> WHAT IS REQUIRED
Give the number of lines in the data that hold the word "application", and nothing else.

[Excerpts from an interface dataset]
+++++

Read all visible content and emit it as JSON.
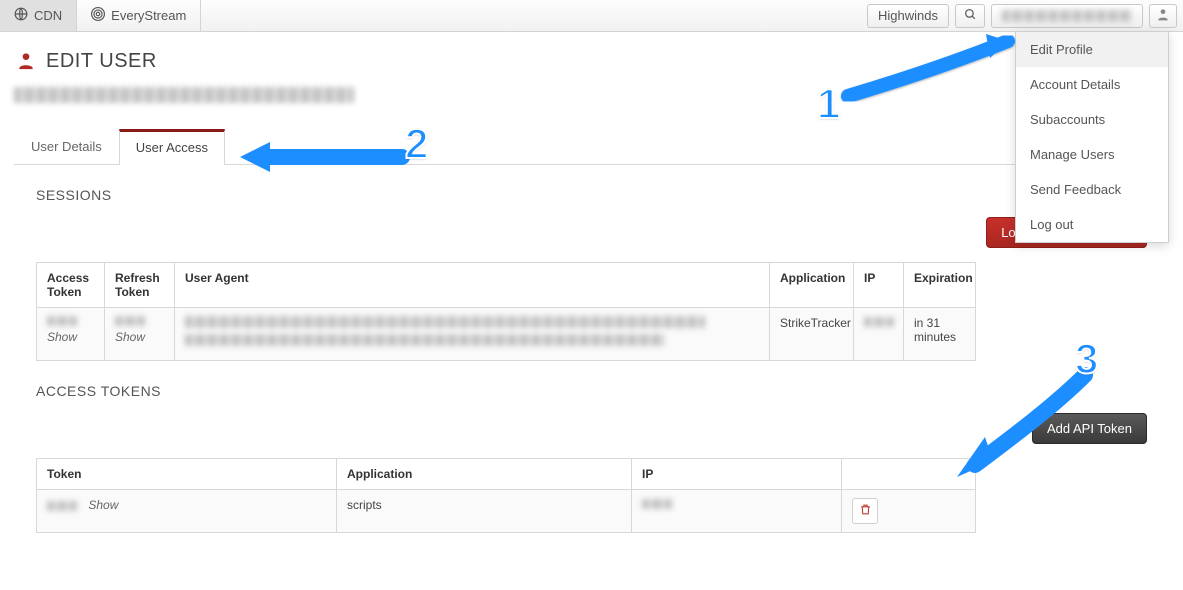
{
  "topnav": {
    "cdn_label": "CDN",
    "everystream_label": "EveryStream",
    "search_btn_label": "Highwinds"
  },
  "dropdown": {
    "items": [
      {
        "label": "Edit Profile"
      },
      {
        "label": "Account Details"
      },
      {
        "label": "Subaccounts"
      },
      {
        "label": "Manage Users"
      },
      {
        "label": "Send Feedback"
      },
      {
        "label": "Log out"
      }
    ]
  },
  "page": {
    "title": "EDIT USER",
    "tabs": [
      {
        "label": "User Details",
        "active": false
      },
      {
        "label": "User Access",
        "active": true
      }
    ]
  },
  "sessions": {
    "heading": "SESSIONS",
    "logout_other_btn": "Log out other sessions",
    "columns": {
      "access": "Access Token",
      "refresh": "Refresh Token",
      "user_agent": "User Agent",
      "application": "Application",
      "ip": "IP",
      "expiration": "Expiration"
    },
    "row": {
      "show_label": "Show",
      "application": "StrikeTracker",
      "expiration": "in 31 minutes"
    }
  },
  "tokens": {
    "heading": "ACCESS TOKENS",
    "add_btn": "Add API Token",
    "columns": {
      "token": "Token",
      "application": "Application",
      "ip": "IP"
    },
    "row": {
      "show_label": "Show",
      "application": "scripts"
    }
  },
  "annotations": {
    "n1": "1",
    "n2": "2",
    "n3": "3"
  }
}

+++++

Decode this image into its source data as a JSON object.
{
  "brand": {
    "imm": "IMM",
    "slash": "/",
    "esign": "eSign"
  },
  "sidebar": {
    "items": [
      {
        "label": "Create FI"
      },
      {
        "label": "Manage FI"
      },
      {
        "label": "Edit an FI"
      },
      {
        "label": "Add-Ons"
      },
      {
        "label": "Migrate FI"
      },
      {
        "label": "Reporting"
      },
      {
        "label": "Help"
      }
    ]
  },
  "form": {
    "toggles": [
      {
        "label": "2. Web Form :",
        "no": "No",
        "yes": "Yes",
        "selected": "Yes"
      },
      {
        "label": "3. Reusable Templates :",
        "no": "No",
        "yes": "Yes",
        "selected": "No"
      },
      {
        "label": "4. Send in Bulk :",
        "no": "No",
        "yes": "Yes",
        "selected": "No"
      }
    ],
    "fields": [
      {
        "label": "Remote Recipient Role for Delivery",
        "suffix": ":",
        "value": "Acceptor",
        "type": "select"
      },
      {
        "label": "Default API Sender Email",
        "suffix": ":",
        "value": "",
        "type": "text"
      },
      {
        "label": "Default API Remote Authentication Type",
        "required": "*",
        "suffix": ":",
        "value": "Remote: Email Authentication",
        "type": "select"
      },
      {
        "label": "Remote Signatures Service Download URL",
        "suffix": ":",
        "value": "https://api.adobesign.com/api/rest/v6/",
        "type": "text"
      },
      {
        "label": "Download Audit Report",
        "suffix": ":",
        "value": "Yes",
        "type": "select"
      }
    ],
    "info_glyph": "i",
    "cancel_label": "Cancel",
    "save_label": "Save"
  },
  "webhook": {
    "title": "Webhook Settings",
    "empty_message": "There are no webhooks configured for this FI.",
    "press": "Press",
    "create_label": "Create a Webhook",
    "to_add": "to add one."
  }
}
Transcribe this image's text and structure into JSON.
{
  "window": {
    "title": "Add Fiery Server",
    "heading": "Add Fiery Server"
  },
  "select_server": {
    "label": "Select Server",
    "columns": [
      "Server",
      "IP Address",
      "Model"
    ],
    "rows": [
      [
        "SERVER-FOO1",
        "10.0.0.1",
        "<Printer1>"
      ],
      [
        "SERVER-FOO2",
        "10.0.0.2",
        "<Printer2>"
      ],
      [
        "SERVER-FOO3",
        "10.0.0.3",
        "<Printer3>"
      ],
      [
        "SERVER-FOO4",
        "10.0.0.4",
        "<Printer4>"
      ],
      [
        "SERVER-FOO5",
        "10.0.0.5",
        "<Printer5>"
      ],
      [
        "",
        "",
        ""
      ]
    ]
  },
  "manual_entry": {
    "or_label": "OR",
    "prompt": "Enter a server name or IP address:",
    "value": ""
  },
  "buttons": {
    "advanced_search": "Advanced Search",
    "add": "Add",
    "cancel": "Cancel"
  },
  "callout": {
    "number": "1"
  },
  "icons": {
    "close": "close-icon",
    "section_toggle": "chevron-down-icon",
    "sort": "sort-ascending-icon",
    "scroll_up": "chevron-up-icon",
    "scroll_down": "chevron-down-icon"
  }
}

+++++

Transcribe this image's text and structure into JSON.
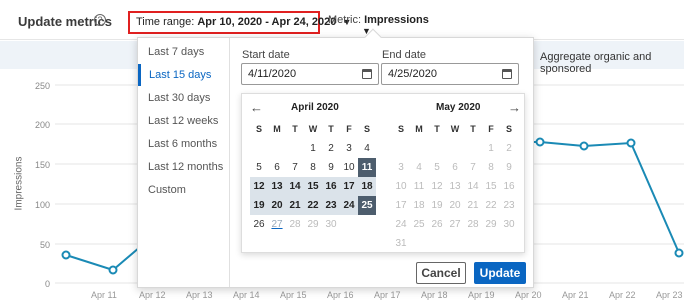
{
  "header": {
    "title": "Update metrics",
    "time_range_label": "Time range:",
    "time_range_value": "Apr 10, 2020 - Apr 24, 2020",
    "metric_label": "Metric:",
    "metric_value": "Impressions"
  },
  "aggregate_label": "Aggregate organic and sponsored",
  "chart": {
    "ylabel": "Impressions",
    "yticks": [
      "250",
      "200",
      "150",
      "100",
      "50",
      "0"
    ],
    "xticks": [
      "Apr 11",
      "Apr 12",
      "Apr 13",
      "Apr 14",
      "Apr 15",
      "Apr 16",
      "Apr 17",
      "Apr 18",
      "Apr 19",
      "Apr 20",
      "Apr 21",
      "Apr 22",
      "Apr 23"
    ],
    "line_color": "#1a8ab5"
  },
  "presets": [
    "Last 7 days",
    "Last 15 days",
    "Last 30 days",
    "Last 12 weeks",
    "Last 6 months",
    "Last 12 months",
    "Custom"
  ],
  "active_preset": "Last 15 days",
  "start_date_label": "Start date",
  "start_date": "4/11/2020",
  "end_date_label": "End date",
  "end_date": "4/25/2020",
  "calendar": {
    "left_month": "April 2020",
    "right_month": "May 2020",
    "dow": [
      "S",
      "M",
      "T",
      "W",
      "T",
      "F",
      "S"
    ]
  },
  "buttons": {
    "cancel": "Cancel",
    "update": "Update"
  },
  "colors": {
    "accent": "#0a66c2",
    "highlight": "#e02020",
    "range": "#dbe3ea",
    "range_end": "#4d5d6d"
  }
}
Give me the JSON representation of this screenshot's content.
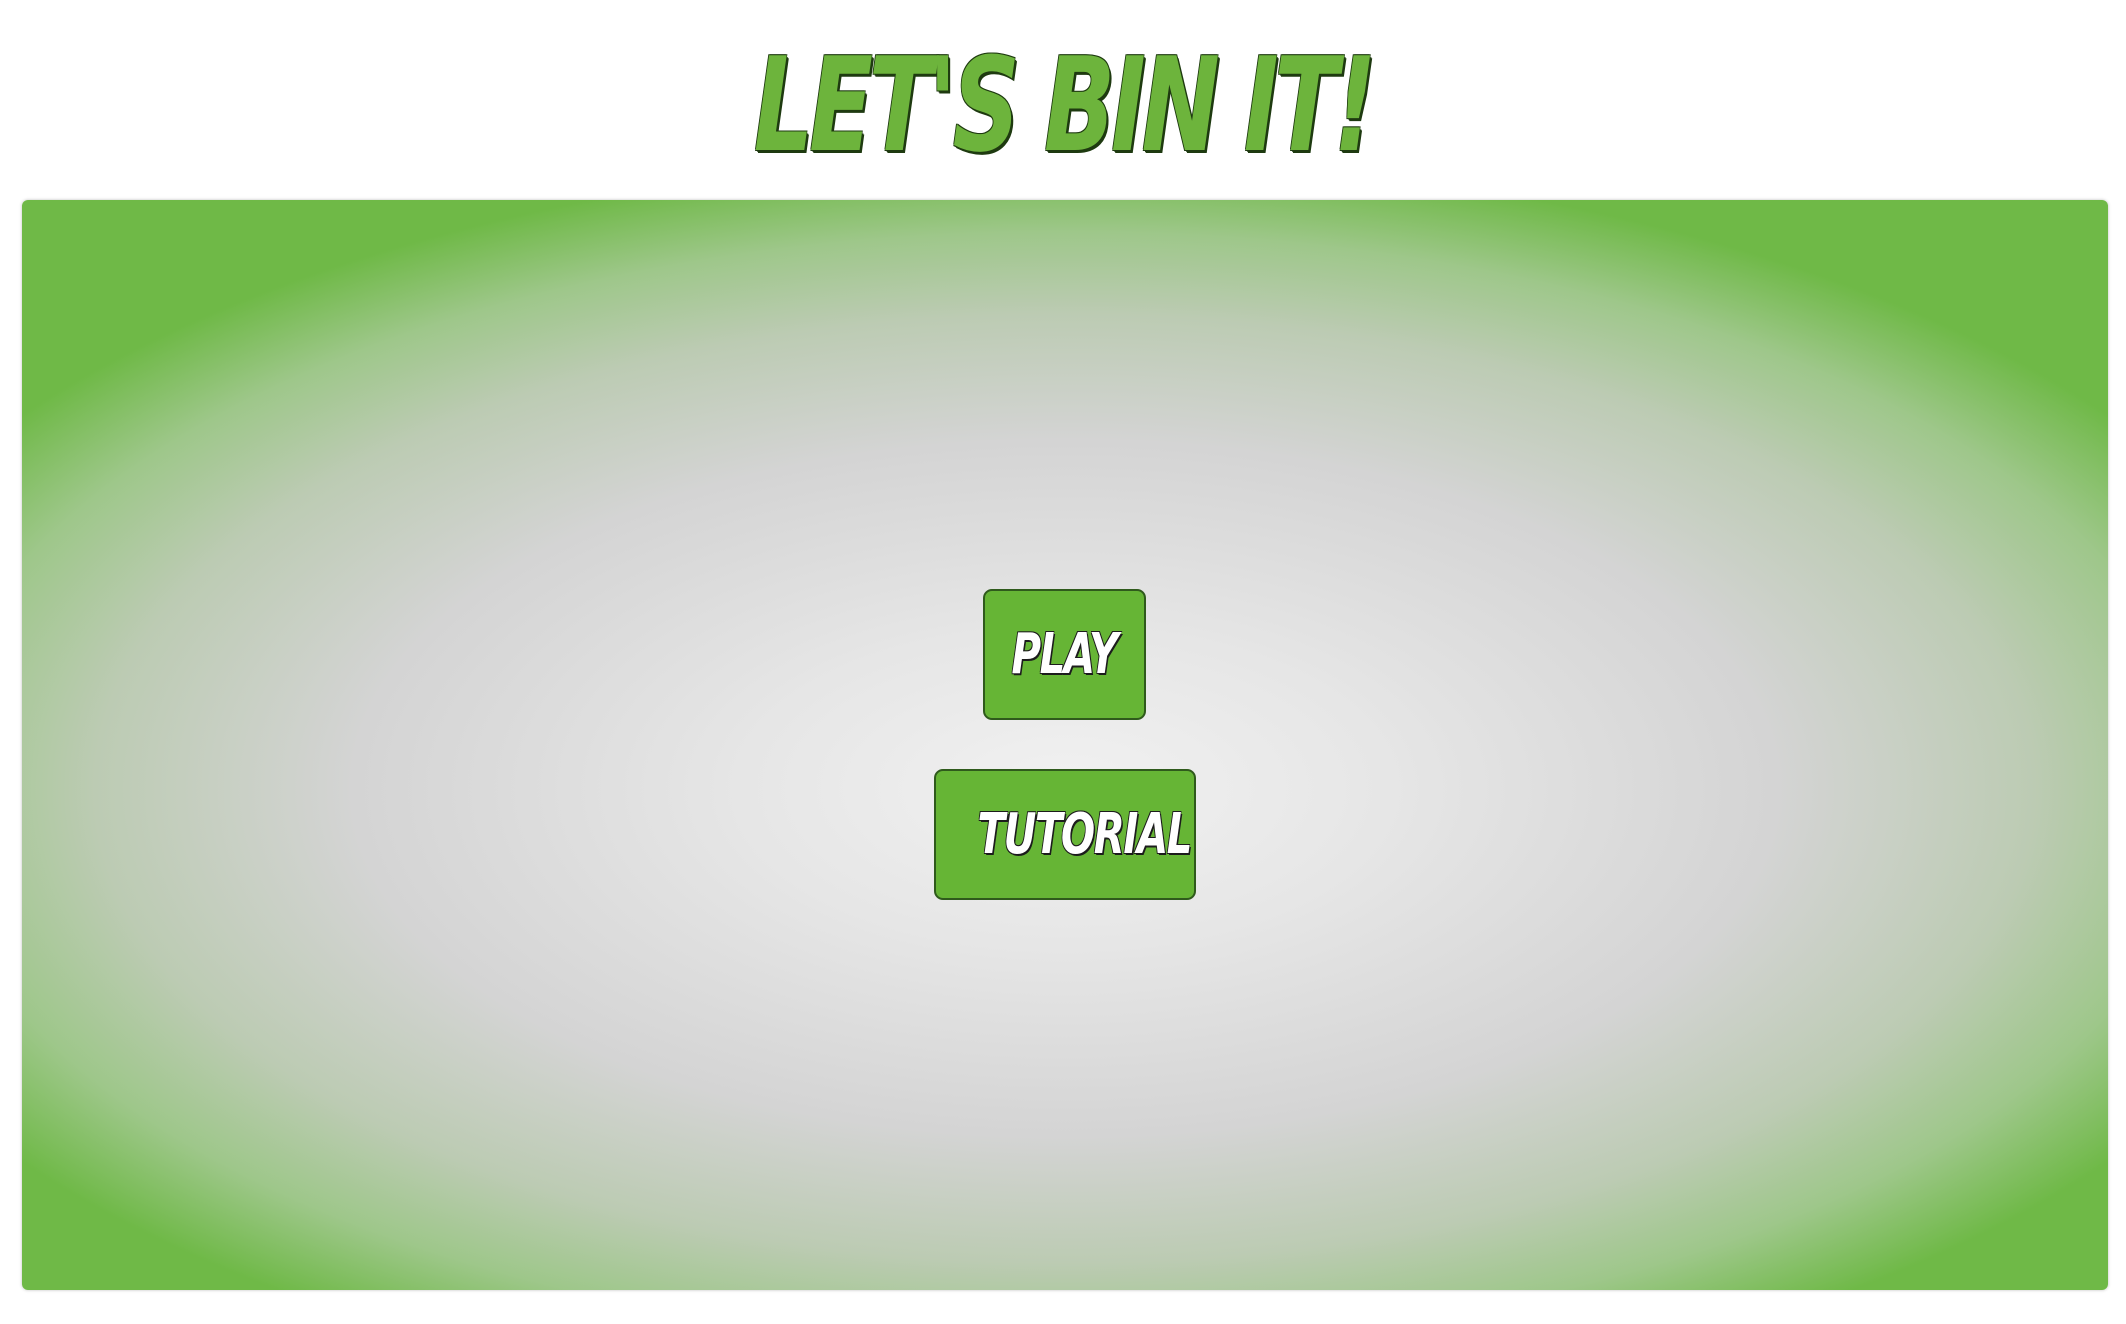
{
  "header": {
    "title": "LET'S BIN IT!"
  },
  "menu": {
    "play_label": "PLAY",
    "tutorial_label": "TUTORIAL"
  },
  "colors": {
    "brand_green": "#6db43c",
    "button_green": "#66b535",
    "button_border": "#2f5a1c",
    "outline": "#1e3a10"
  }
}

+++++

> EXPECTED ANSWER
4